We had a blast at the 2017 Long Beach Pride Festival!
We were in our booth Saturday and Sunday to hand out giveaways and information-and we met so many wonderful people! Our team had a great time at the booth, and we were proud to see Amanda from IT complete the 5K and take home a silver medal for being the second fastest woman in her age group!
His major interest is orthopedic trauma and minimally invasive orthopedic surgery and he routinely presents his work internationally and is an active member of major national and international orthopedic programs including the Veterinary Orthopedic Society, the AO (Association for the Study of Orthopedics), and the Orthopedic Research Society.
Dr. Guiot taught an AO course in Columbus, Ohio last April and enjoyed the lab instruction on dry bones!
We had a blast at ACVIM, which is a veterinary conference for all of the specialties under the Internal Medicine College such as cardiology, neurology, and internal medicine.

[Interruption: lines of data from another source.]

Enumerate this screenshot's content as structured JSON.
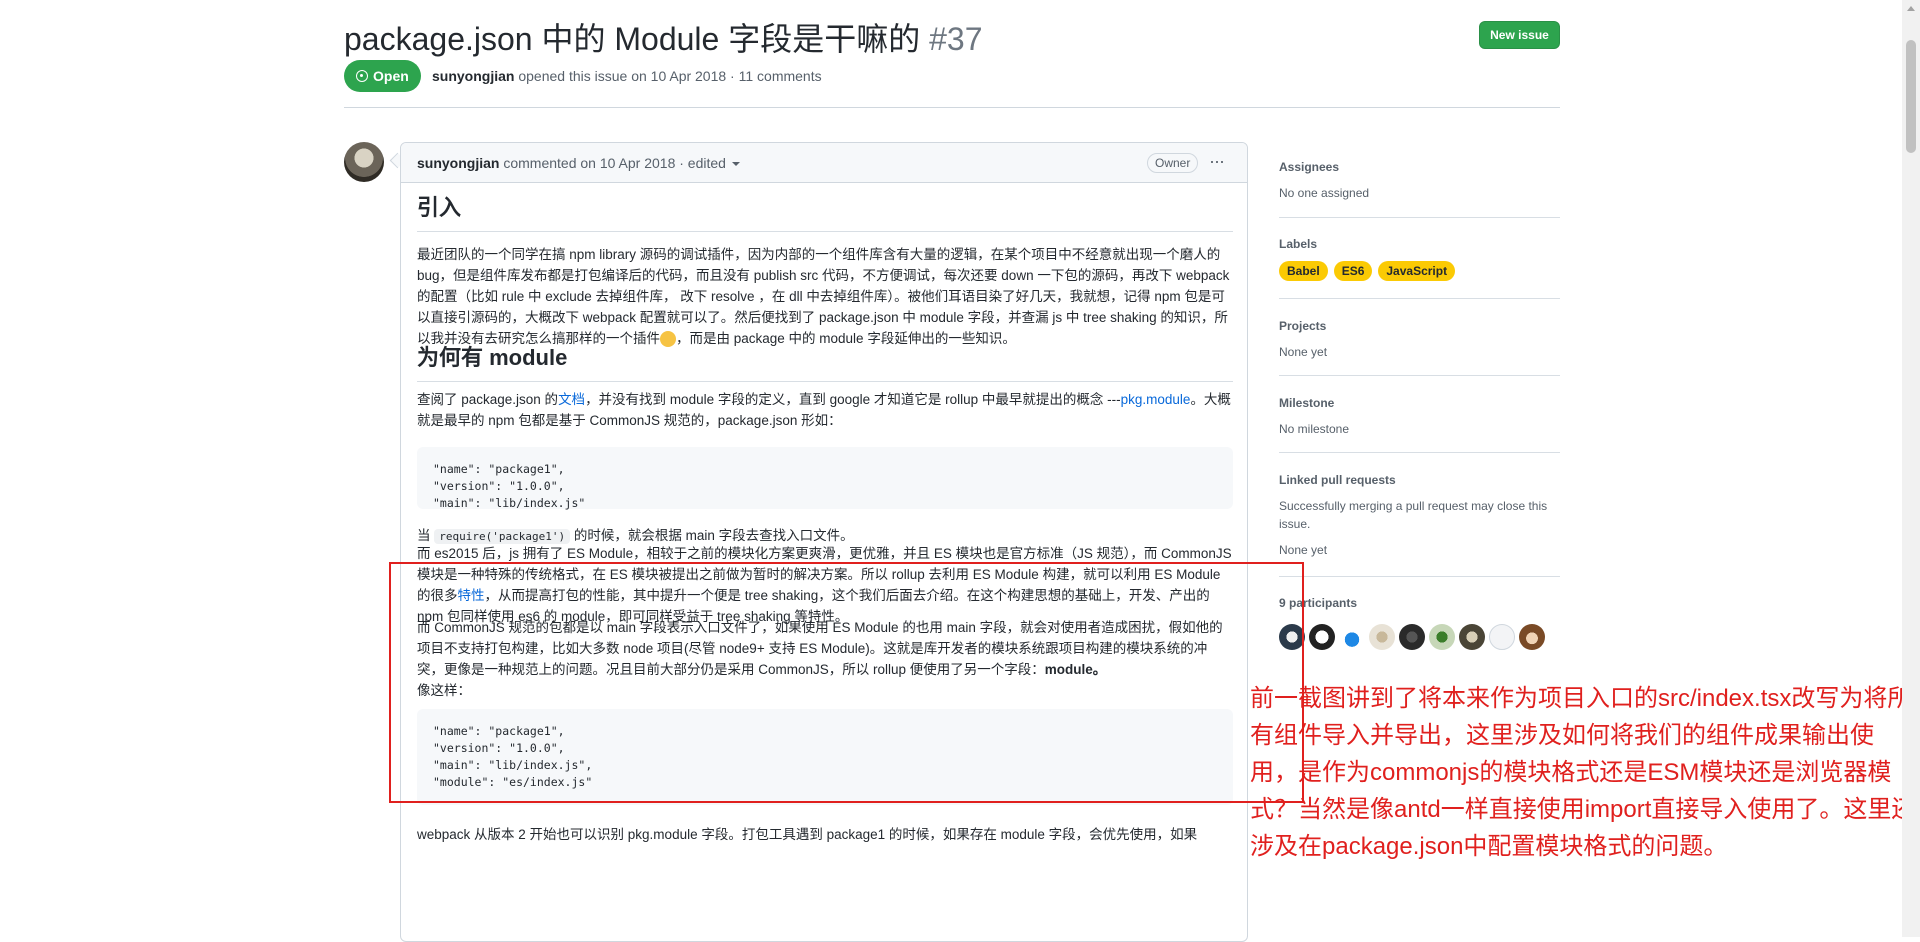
{
  "issue": {
    "title": "package.json 中的 Module 字段是干嘛的",
    "number": "#37",
    "state": "Open",
    "author": "sunyongjian",
    "meta_text": "opened this issue on 10 Apr 2018 · 11 comments",
    "new_issue_label": "New issue"
  },
  "comment": {
    "author": "sunyongjian",
    "meta_text": "commented on 10 Apr 2018 · edited",
    "owner_badge": "Owner",
    "more": "···",
    "h_intro": "引入",
    "p_intro_1": "最近团队的一个同学在搞 npm library 源码的调试插件，因为内部的一个组件库含有大量的逻辑，在某个项目中不经意就出现一个磨人的 bug，但是组件库发布都是打包编译后的代码，而且没有 publish src 代码，不方便调试，每次还要 down 一下包的源码，再改下 webpack 的配置（比如 rule 中 exclude 去掉组件库， 改下 resolve ，在 dll 中去掉组件库）。被他们耳语目染了好几天，我就想，记得 npm 包是可以直接引源码的，大概改下 webpack 配置就可以了。然后便找到了 package.json 中 module 字段，并查漏 js 中 tree shaking 的知识，所以我并没有去研究怎么搞那样的一个插件",
    "p_intro_2": "，而是由 package 中的 module 字段延伸出的一些知识。",
    "h_why": "为何有 module",
    "p_why_1": "查阅了 package.json 的",
    "link_doc": "文档",
    "p_why_2": "，并没有找到 module 字段的定义，直到 google 才知道它是 rollup 中最早就提出的概念 ---",
    "link_pkg": "pkg.module",
    "p_why_3": "。大概就是最早的 npm 包都是基于 CommonJS 规范的，package.json 形如：",
    "code1": "\"name\": \"package1\",\n\"version\": \"1.0.0\",\n\"main\": \"lib/index.js\"",
    "p_req_1": "当",
    "req_code": "require('package1')",
    "p_req_2": "的时候，就会根据 main 字段去查找入口文件。",
    "p_es_1": "而 es2015 后，js 拥有了 ES Module，相较于之前的模块化方案更爽滑，更优雅，并且 ES 模块也是官方标准（JS 规范），而 CommonJS 模块是一种特殊的传统格式，在 ES 模块被提出之前做为暂时的解决方案。所以 rollup 去利用 ES Module 构建，就可以利用 ES Module 的很多",
    "link_feature": "特性",
    "p_es_2": "，从而提高打包的性能，其中提升一个便是 tree shaking，这个我们后面去介绍。在这个构建思想的基础上，开发、产出的 npm 包同样使用 es6 的 module，即可同样受益于 tree shaking 等特性。",
    "p_cjs": "而 CommonJS 规范的包都是以 main 字段表示入口文件了，如果使用 ES Module 的也用 main 字段，就会对使用者造成困扰，假如他的项目不支持打包构建，比如大多数 node 项目(尽管 node9+ 支持 ES Module)。这就是库开发者的模块系统跟项目构建的模块系统的冲突，更像是一种规范上的问题。况且目前大部分仍是采用 CommonJS，所以 rollup 便使用了另一个字段：",
    "p_cjs_bold": "module。",
    "p_like": "像这样：",
    "code2": "\"name\": \"package1\",\n\"version\": \"1.0.0\",\n\"main\": \"lib/index.js\",\n\"module\": \"es/index.js\"",
    "p_webpack": "webpack 从版本 2 开始也可以识别 pkg.module 字段。打包工具遇到 package1 的时候，如果存在 module 字段，会优先使用，如果"
  },
  "sidebar": {
    "assignees_title": "Assignees",
    "assignees_value": "No one assigned",
    "labels_title": "Labels",
    "labels": [
      "Babel",
      "ES6",
      "JavaScript"
    ],
    "labels_color": "#fbca04",
    "projects_title": "Projects",
    "projects_value": "None yet",
    "milestone_title": "Milestone",
    "milestone_value": "No milestone",
    "linked_title": "Linked pull requests",
    "linked_desc": "Successfully merging a pull request may close this issue.",
    "linked_value": "None yet",
    "participants_title": "9 participants"
  },
  "annotation": {
    "note": "前一截图讲到了将本来作为项目入口的src/index.tsx改写为将所有组件导入并导出，这里涉及如何将我们的组件成果输出使用，是作为commonjs的模块格式还是ESM模块还是浏览器模式？当然是像antd一样直接使用import直接导入使用了。这里还涉及在package.json中配置模块格式的问题。",
    "color": "#e0201e"
  },
  "colors": {
    "open_green": "#2da44e",
    "link_blue": "#0969da"
  }
}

We spent two full days in our booth in the exhibit hall to meet new doctors, specialists, and technicians. It was so nice to catch up with old friends Luke and Indy from Puppy Up, and of course our veterinary pals.

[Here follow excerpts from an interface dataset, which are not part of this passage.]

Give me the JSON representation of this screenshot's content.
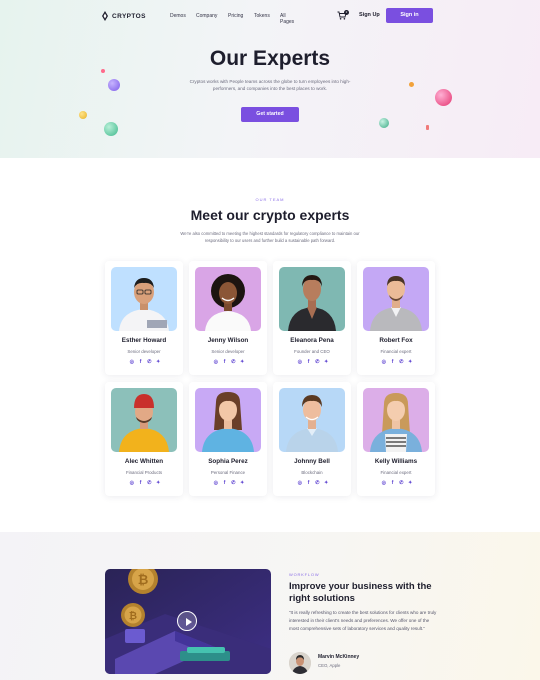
{
  "nav": {
    "brand": "CRYPTOS",
    "items": [
      "Demos",
      "Company",
      "Pricing",
      "Tokens",
      "All Pages"
    ],
    "cart_count": "2",
    "signup_label": "Sign Up",
    "signin_label": "Sign in"
  },
  "hero": {
    "title": "Our Experts",
    "subtitle": "Cryptos works with People teams across the globe to turn  employees into high-performers, and companies into the best places to work.",
    "cta_label": "Get started"
  },
  "team": {
    "eyebrow": "OUR TEAM",
    "title": "Meet our crypto experts",
    "description": "We’re also committed to meeting the highest standards for regulatory compliance to maintain our responsibility to our users and further build a sustainable path forward.",
    "members": [
      {
        "name": "Esther Howard",
        "role": "Senior developer"
      },
      {
        "name": "Jenny Wilson",
        "role": "Senior developer"
      },
      {
        "name": "Eleanora Pena",
        "role": "Founder and CEO"
      },
      {
        "name": "Robert Fox",
        "role": "Financial expert"
      },
      {
        "name": "Alec Whitten",
        "role": "Financial Products"
      },
      {
        "name": "Sophia Perez",
        "role": "Personal Finance"
      },
      {
        "name": "Johnny Bell",
        "role": "Blockchain"
      },
      {
        "name": "Kelly Williams",
        "role": "Financial expert"
      }
    ],
    "social_icons": [
      "instagram-icon",
      "facebook-icon",
      "whatsapp-icon",
      "twitter-icon"
    ]
  },
  "workflow": {
    "eyebrow": "WORKFLOW",
    "title": "Improve your business with the right solutions",
    "quote": "“It is really refreshing to create the best solutions for clients who are truly interested in their client’s needs and preferences. We offer one of the most comprehensive sets of laboratory services and quality result.”",
    "author_name": "Marvin McKinney",
    "author_role": "CEO, Apple"
  },
  "colors": {
    "accent": "#7a4fe0",
    "text_dark": "#1e1e2d",
    "text_muted": "#6c6c7e"
  }
}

Nico is a very big and very handsome Maine Coon who came to see Dr. Steve Cole at ACCESS San Fernando Valley. Maine Coons are one of the largest domestic breeds of cat and they’re the state cat of…you guessed it, Maine!
Dr. Clarisa Roblesis a board-certified neurologist and neurosurgeon who works at our Los Angeles hospital. She’s seen here performing a hemilaminectomy, a surgery in which a portion of the vertebra is removed.

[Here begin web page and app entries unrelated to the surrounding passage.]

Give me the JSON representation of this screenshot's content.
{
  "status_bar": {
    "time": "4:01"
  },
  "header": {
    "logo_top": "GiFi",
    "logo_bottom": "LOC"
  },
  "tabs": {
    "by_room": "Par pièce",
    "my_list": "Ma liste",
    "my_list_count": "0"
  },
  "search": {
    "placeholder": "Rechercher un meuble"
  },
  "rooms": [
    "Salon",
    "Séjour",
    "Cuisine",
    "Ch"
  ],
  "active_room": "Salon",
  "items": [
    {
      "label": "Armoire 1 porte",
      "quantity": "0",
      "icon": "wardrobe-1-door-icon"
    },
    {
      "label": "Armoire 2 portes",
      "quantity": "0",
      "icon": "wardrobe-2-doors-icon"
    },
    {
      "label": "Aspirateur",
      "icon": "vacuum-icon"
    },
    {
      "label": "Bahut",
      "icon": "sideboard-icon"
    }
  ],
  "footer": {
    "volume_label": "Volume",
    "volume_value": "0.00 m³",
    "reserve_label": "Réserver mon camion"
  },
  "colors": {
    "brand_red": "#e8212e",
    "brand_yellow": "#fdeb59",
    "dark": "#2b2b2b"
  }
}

Each vertebra contains two pedicles and lamina, which are bony sections that form the sides of the vertebral arch and function as a base for the vertebra. The purpose of a hemilaminectomy is to remove a portion of the pedicle and lamina while still maintaining the stability of the spine.
The removal of bone allows access into the spinal canal to remove any material compressing the spinal cord, such as herniated disc material or cancerous masses. This helps to release nerve tissue from pressure.
Captain Kappie came in through our South Bay Emergency Department for non-weight bearing lameness of his left front leg and a mysterious skin condition that developed shortly after he started treatment with an NSAID to manage his lameness.
Based on biopsy results, the mysterious skin condition was thought to be a reaction to a commonly prescribed non-steroidal anti-inflammatory medication reminding us all that, like people, pets can have reactions to prescription medications too! After 36 hours in the hospital, discontinuation of the NSAID, and initiating immunosuppressive treatment, Captain Kappie was back to normal. Dr. Marlene Townsell, an Internal Medicine specialist, is now managing Captain Kappie’s care, making sure he’s comfortable and his immune system stays in check!